Leaders Equate Reporting with Quality Gains

A new survey finds a large majority of hospital executives believe that public reporting has stimulated quality improvement at their institutions. In results published recently in JAMA Internal Medicine, fully 70 percent of leaders equate public reporting with enhancing quality improvement. The questionnaire survey was based on a random sample of 630 hospitals with 380 respondents. Quality measures were defined as mortality, readmissions and process and patient experience measures. A smaller percentage of executives credited cost and volume measures with having a positive effect on quality-65 percent credited cost measures, while only 53 percent credited volume measures.

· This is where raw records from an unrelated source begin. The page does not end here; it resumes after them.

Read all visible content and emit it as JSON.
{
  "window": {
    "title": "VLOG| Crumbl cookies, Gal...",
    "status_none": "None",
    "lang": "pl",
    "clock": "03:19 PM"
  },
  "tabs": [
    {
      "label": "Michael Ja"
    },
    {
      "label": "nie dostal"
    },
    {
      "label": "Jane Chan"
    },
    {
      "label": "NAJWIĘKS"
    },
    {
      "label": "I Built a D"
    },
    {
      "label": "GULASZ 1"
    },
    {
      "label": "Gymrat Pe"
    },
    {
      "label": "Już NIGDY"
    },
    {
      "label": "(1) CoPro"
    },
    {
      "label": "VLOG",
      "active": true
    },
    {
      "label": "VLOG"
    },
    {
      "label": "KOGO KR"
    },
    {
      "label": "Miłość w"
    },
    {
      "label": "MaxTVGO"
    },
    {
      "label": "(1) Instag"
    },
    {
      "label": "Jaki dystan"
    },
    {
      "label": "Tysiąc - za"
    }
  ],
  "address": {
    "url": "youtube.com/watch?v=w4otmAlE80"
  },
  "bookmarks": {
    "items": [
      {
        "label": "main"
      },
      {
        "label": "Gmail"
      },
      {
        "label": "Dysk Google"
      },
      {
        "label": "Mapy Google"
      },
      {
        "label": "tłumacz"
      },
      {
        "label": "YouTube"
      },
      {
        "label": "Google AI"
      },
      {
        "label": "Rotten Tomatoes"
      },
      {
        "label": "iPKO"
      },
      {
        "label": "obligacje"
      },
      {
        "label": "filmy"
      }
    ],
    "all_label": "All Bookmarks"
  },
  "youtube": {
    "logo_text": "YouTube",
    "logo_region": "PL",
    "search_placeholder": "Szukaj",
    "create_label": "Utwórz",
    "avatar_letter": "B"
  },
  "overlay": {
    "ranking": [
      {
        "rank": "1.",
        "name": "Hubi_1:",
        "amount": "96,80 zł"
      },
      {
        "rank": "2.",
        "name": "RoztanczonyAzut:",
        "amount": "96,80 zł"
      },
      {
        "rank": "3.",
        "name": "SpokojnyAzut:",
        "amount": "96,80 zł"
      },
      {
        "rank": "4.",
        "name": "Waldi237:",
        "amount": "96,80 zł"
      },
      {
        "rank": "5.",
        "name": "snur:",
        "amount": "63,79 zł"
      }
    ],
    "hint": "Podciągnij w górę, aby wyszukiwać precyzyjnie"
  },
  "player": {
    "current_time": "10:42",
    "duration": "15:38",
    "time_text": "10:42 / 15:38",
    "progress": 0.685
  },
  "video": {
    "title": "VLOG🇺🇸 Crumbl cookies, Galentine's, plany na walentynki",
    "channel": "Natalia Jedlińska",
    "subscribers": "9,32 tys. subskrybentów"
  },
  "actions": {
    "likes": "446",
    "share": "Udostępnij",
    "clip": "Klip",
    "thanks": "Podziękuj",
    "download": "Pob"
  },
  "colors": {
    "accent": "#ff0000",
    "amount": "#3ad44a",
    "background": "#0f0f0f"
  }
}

Eighty-seven percent of respondents say publicly-reported performance measures are now incorporated into their institutions’ corporate goals, with 90 percent saying they routinely review findings with Boards of Trustees. More than 94 percent review results with senior clinical and administrative staff. Attitudes of Hospital Leaders Toward Publicly Reported Measures of Health Care Quality, (December 2014), was written by researchers from Baystate Medical Center in Springfield Massachusetts and Tufts University School of Medicine in Boston. For more information, go to www.jamanetwork.com.